(Task directions):
Every line below must be reproduced exactly. Copy them all.

[Records excerpted from a collection]
————
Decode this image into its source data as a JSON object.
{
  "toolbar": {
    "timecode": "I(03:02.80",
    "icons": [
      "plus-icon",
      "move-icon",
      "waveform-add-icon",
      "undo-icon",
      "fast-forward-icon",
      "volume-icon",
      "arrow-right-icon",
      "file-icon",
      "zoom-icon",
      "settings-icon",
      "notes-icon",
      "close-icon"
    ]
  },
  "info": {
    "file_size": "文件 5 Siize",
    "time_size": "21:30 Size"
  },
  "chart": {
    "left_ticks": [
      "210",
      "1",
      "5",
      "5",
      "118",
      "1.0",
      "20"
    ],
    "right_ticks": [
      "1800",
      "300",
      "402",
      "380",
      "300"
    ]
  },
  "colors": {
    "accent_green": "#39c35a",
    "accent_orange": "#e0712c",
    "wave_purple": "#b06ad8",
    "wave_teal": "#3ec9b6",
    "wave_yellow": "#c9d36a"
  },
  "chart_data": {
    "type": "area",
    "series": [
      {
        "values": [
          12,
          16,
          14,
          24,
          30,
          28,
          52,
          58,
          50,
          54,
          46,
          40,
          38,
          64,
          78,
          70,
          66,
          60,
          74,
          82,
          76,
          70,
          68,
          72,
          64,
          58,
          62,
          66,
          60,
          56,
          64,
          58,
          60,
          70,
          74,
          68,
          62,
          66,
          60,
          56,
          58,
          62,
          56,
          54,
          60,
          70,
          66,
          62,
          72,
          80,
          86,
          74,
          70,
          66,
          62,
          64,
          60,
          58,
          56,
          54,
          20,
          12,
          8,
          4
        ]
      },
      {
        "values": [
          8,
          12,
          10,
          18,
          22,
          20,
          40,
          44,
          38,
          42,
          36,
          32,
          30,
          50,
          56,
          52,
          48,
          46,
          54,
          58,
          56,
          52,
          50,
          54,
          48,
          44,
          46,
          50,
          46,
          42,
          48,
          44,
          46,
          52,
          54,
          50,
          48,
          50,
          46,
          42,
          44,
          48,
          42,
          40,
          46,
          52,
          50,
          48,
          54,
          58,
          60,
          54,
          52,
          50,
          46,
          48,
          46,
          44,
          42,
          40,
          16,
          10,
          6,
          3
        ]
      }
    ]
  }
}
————
(Solution for this exercise):
Decode this image into its source data as a JSON object.
{
  "toolbar": {
    "timecode": "I(03:02.80",
    "icons": [
      "plus-icon",
      "move-icon",
      "waveform-add-icon",
      "undo-icon",
      "fast-forward-icon",
      "volume-icon",
      "arrow-right-icon",
      "file-icon",
      "zoom-icon",
      "settings-icon",
      "notes-icon",
      "close-icon"
    ]
  },
  "info": {
    "file_size": "文件 5 Siize",
    "time_size": "21:30 Size"
  },
  "chart": {
    "left_ticks": [
      "210",
      "1",
      "5",
      "5",
      "118",
      "1.0",
      "20"
    ],
    "right_ticks": [
      "1800",
      "300",
      "402",
      "380",
      "300"
    ]
  },
  "colors": {
    "accent_green": "#39c35a",
    "accent_orange": "#e0712c",
    "wave_purple": "#b06ad8",
    "wave_teal": "#3ec9b6",
    "wave_yellow": "#c9d36a"
  },
  "chart_data": {
    "type": "area",
    "series": [
      {
        "values": [
          12,
          16,
          14,
          24,
          30,
          28,
          52,
          58,
          50,
          54,
          46,
          40,
          38,
          64,
          78,
          70,
          66,
          60,
          74,
          82,
          76,
          70,
          68,
          72,
          64,
          58,
          62,
          66,
          60,
          56,
          64,
          58,
          60,
          70,
          74,
          68,
          62,
          66,
          60,
          56,
          58,
          62,
          56,
          54,
          60,
          70,
          66,
          62,
          72,
          80,
          86,
          74,
          70,
          66,
          62,
          64,
          60,
          58,
          56,
          54,
          20,
          12,
          8,
          4
        ]
      },
      {
        "values": [
          8,
          12,
          10,
          18,
          22,
          20,
          40,
          44,
          38,
          42,
          36,
          32,
          30,
          50,
          56,
          52,
          48,
          46,
          54,
          58,
          56,
          52,
          50,
          54,
          48,
          44,
          46,
          50,
          46,
          42,
          48,
          44,
          46,
          52,
          54,
          50,
          48,
          50,
          46,
          42,
          44,
          48,
          42,
          40,
          46,
          52,
          50,
          48,
          54,
          58,
          60,
          54,
          52,
          50,
          46,
          48,
          46,
          44,
          42,
          40,
          16,
          10,
          6,
          3
        ]
      }
    ]
  }
}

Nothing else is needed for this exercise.